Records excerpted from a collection

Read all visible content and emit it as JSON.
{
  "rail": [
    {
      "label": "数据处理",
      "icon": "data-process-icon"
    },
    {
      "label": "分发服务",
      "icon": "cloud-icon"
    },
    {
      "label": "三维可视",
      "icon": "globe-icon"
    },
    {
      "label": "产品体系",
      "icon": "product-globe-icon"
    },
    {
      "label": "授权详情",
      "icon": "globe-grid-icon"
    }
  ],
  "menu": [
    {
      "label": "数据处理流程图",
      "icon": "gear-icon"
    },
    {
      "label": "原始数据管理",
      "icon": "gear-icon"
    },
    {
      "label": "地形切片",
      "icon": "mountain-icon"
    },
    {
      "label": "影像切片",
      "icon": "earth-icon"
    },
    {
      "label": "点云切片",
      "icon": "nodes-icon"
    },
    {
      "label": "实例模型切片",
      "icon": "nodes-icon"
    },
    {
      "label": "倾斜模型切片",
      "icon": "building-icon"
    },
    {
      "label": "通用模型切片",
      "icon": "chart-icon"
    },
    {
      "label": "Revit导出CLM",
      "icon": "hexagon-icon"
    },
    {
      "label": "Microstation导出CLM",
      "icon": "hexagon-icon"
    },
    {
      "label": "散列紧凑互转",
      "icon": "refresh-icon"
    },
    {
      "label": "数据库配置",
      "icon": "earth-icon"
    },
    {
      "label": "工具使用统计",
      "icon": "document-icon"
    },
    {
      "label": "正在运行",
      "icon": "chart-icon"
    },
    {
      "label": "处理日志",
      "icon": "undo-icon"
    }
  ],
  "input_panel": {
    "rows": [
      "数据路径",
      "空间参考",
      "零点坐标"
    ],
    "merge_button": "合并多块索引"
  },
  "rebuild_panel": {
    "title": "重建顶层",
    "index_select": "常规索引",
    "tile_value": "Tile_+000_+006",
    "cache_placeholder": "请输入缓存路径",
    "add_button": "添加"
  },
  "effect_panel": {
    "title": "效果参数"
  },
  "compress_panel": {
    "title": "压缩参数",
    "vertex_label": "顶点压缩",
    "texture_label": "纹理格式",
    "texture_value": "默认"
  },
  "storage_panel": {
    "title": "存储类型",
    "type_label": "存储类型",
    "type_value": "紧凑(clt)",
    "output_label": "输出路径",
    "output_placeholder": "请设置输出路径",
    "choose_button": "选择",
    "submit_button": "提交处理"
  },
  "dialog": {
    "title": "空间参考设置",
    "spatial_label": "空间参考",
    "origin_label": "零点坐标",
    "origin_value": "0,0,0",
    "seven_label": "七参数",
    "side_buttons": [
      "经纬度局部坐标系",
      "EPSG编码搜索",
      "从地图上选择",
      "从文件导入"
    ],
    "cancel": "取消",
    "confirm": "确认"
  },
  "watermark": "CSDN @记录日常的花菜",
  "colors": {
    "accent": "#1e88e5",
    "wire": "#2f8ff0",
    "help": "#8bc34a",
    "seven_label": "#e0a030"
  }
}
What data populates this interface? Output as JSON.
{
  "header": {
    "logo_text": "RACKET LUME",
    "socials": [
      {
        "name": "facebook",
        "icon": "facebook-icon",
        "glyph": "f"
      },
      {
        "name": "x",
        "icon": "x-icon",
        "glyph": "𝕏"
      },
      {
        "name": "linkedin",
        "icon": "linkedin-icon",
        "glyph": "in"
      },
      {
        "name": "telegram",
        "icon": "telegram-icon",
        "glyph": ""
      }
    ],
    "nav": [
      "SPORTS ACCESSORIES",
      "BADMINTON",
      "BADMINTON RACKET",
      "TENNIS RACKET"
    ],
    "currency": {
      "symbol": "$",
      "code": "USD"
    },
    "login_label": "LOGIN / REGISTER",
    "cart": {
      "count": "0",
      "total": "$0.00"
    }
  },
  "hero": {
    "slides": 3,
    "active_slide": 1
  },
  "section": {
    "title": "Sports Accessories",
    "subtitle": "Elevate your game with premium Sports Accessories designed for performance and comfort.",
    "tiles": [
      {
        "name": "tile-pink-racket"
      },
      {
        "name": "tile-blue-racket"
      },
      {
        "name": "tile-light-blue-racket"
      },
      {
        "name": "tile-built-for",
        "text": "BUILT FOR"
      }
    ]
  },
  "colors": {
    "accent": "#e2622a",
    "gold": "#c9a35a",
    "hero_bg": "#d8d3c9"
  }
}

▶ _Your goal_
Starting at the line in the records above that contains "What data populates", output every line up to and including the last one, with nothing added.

▶ _Output of the task_
What data populates this interface? Output as JSON.
{
  "header": {
    "logo_text": "RACKET LUME",
    "socials": [
      {
        "name": "facebook",
        "icon": "facebook-icon",
        "glyph": "f"
      },
      {
        "name": "x",
        "icon": "x-icon",
        "glyph": "𝕏"
      },
      {
        "name": "linkedin",
        "icon": "linkedin-icon",
        "glyph": "in"
      },
      {
        "name": "telegram",
        "icon": "telegram-icon",
        "glyph": ""
      }
    ],
    "nav": [
      "SPORTS ACCESSORIES",
      "BADMINTON",
      "BADMINTON RACKET",
      "TENNIS RACKET"
    ],
    "currency": {
      "symbol": "$",
      "code": "USD"
    },
    "login_label": "LOGIN / REGISTER",
    "cart": {
      "count": "0",
      "total": "$0.00"
    }
  },
  "hero": {
    "slides": 3,
    "active_slide": 1
  },
  "section": {
    "title": "Sports Accessories",
    "subtitle": "Elevate your game with premium Sports Accessories designed for performance and comfort.",
    "tiles": [
      {
        "name": "tile-pink-racket"
      },
      {
        "name": "tile-blue-racket"
      },
      {
        "name": "tile-light-blue-racket"
      },
      {
        "name": "tile-built-for",
        "text": "BUILT FOR"
      }
    ]
  },
  "colors": {
    "accent": "#e2622a",
    "gold": "#c9a35a",
    "hero_bg": "#d8d3c9"
  }
}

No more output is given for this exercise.